He also tried to argue that there was nothing stopping him racing this year and that makes Haas’ decision unjust, but aside from the commercial reality, he also tied himself up in knots when discussing the FIA’s provision to allow drivers to compete as neutrals.

“I have consented through this ruling unconditionally when it was prepared by the WMSC, so the decision from Haas was not based either on any directive from the sport governing body or dictated by any sanctions that were placed against either me, or my father or his company, and of course I do not feel this is fair.”

“If he thinks the reason he’s lost his drive is solely down to the passport he holds, he’s very much mistaken”

Yet, Mazepin later admits that “unconditionally” did not mean “unconditionally” at all, because when it actually came to the conditions of accepting the FIA’s terms, he hadn’t been able to do so.

“However the night before my contract had been terminated there was an additional letter that had been made and by the time we were processing that letter and looking at options – because there were a lot of clauses in it – the next morning I received a termination in my contract. So there was no time to even say yes to it.”

I argued last week I felt a ban on drivers was justified, but the FIA chose a different route.

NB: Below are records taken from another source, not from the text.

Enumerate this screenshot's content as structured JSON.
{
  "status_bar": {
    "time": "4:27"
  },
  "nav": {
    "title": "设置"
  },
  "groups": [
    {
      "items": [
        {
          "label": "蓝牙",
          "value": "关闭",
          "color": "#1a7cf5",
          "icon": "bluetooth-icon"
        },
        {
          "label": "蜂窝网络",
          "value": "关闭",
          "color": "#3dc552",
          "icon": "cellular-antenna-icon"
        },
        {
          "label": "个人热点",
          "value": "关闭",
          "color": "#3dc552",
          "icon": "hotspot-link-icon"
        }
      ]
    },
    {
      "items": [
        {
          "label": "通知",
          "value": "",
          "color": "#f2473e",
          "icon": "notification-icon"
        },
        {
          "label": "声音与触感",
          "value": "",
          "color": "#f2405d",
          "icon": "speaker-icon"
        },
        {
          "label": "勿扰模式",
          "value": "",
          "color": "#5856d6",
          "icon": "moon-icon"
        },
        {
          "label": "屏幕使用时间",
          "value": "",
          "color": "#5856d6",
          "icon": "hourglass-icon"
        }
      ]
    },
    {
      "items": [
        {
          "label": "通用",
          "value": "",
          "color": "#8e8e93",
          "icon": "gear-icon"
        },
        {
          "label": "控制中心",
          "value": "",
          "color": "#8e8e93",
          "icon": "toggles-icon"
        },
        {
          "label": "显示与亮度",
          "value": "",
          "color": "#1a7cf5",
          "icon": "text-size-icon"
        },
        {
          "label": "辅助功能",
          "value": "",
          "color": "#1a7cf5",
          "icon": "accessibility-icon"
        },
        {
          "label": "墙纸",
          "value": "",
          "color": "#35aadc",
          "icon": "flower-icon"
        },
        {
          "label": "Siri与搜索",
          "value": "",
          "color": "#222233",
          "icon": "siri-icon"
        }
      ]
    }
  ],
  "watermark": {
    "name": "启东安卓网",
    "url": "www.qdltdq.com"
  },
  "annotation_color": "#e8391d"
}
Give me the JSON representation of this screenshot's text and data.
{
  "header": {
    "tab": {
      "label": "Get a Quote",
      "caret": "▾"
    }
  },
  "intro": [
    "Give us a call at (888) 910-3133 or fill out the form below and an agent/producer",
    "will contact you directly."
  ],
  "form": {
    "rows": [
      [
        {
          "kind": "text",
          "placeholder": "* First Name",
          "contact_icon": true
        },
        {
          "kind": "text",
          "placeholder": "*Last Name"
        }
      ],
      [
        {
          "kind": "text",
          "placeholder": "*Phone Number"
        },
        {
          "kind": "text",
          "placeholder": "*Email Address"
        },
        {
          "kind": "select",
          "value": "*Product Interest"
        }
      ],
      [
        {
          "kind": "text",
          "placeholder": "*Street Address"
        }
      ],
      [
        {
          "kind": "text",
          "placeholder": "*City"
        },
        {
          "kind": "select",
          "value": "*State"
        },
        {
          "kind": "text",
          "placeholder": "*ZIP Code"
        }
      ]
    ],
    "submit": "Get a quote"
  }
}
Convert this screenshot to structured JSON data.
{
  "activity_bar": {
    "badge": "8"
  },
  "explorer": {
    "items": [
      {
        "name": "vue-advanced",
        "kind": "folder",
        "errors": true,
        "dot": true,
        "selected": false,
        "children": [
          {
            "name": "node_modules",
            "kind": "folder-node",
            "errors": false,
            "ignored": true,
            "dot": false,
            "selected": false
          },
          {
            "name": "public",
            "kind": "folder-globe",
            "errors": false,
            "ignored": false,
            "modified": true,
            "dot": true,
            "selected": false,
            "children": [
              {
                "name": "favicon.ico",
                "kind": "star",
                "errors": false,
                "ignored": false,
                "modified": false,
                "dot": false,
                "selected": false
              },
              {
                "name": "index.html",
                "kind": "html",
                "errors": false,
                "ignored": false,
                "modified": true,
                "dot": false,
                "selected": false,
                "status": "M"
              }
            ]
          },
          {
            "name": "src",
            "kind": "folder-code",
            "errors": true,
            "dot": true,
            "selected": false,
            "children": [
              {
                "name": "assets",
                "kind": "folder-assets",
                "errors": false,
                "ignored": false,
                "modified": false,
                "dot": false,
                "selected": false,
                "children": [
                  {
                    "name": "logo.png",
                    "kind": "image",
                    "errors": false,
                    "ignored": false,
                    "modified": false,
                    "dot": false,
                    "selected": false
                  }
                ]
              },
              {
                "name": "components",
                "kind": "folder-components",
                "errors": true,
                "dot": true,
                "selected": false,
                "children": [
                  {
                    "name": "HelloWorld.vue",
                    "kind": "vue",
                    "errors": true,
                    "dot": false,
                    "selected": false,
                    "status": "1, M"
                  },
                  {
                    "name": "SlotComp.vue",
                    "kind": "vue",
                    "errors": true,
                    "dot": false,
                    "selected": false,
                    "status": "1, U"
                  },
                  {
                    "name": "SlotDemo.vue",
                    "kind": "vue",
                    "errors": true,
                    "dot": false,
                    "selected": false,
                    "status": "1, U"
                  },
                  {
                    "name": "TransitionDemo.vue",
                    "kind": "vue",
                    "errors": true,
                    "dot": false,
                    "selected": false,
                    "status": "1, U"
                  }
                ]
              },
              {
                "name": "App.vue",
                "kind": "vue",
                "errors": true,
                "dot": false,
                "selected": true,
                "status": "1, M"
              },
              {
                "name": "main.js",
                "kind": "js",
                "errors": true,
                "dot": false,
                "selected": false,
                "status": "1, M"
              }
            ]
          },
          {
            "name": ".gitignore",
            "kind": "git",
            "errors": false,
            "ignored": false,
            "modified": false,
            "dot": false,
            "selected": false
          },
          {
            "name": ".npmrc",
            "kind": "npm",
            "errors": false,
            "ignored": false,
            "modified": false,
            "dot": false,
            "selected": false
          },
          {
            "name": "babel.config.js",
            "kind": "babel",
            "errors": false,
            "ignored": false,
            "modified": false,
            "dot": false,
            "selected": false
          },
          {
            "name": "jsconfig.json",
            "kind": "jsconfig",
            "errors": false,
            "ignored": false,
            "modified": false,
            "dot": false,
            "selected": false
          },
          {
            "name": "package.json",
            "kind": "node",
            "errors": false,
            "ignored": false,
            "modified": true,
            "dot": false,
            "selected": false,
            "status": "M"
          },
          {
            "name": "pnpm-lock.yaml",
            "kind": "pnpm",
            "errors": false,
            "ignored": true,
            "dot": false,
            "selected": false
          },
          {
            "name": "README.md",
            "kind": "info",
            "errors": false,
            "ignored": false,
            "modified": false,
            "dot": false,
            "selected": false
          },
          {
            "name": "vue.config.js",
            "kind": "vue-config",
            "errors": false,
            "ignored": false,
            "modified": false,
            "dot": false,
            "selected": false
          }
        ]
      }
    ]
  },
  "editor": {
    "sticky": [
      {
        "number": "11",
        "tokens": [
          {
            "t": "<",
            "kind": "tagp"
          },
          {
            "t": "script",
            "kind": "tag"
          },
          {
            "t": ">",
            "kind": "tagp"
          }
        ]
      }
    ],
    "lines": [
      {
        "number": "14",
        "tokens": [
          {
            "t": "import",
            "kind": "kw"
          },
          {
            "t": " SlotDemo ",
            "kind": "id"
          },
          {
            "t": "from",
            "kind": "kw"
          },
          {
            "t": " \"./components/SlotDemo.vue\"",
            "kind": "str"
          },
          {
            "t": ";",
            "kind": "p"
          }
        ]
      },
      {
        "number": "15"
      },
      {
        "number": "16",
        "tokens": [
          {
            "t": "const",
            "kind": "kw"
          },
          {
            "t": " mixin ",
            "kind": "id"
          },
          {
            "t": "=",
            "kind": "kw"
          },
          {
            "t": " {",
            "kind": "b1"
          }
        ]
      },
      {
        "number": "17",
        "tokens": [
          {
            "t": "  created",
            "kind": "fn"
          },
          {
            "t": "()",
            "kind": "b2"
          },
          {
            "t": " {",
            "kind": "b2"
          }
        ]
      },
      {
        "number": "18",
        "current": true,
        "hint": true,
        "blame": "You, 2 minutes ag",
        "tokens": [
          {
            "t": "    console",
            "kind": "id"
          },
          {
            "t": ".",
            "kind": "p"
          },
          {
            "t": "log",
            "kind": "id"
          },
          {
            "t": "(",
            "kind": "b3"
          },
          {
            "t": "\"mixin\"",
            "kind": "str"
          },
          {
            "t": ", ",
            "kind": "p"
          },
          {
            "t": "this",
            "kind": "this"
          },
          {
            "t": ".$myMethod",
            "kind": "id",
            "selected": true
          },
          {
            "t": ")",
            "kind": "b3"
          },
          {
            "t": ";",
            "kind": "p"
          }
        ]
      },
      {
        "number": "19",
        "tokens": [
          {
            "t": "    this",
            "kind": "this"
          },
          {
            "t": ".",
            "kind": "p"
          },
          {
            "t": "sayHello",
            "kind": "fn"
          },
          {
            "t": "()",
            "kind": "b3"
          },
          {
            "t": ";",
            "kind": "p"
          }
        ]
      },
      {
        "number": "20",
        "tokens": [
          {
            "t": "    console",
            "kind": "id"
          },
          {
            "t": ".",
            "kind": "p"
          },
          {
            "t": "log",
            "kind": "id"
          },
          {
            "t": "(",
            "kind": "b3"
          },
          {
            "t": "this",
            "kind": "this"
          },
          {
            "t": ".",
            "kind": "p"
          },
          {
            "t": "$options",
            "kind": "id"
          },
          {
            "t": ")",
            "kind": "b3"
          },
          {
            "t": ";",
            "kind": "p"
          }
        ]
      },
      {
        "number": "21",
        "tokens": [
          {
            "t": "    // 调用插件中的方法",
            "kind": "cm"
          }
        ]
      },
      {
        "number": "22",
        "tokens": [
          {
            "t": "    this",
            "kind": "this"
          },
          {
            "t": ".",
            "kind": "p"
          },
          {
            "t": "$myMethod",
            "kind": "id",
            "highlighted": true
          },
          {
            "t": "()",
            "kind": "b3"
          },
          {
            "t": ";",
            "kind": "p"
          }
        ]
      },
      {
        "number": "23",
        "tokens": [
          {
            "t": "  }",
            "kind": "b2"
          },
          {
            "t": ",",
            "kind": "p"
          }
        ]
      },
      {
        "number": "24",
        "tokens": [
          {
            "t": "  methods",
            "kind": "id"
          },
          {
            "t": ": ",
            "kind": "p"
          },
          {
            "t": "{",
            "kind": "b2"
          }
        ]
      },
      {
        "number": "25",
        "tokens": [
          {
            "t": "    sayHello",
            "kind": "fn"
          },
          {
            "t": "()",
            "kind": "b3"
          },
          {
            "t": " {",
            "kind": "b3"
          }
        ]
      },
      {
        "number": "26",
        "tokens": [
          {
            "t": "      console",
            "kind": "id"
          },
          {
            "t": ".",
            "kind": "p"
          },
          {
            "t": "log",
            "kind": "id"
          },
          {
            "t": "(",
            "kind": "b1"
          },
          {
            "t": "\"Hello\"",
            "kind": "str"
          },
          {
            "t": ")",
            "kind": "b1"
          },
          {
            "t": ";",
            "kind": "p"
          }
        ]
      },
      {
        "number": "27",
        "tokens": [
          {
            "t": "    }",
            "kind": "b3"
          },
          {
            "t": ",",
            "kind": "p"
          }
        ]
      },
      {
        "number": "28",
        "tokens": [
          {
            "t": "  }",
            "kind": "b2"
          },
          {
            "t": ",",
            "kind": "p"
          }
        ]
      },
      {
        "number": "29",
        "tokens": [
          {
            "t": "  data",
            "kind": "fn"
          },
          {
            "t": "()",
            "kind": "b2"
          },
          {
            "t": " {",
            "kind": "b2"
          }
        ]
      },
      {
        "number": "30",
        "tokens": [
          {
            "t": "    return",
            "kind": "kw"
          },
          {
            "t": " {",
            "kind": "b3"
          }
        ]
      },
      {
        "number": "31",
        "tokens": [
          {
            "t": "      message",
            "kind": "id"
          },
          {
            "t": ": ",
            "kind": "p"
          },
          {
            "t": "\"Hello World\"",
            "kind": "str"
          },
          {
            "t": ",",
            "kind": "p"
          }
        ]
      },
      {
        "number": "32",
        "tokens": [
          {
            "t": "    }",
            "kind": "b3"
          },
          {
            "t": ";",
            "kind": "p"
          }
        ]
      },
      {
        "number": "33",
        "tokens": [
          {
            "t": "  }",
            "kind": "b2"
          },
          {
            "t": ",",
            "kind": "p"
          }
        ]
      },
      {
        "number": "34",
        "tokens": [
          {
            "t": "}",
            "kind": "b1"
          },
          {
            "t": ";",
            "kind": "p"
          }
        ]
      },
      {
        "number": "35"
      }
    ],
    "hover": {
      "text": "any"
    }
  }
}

If Mazepin could have signed the letter proving his neutrality, brought funding to the team that was not tied so closely to the instigator of the war, and was competitive enough, the avenues for him to continue in F1 do exist.

If he thinks the reason he’s lost his drive is solely down to the passport he holds, he’s very much mistaken.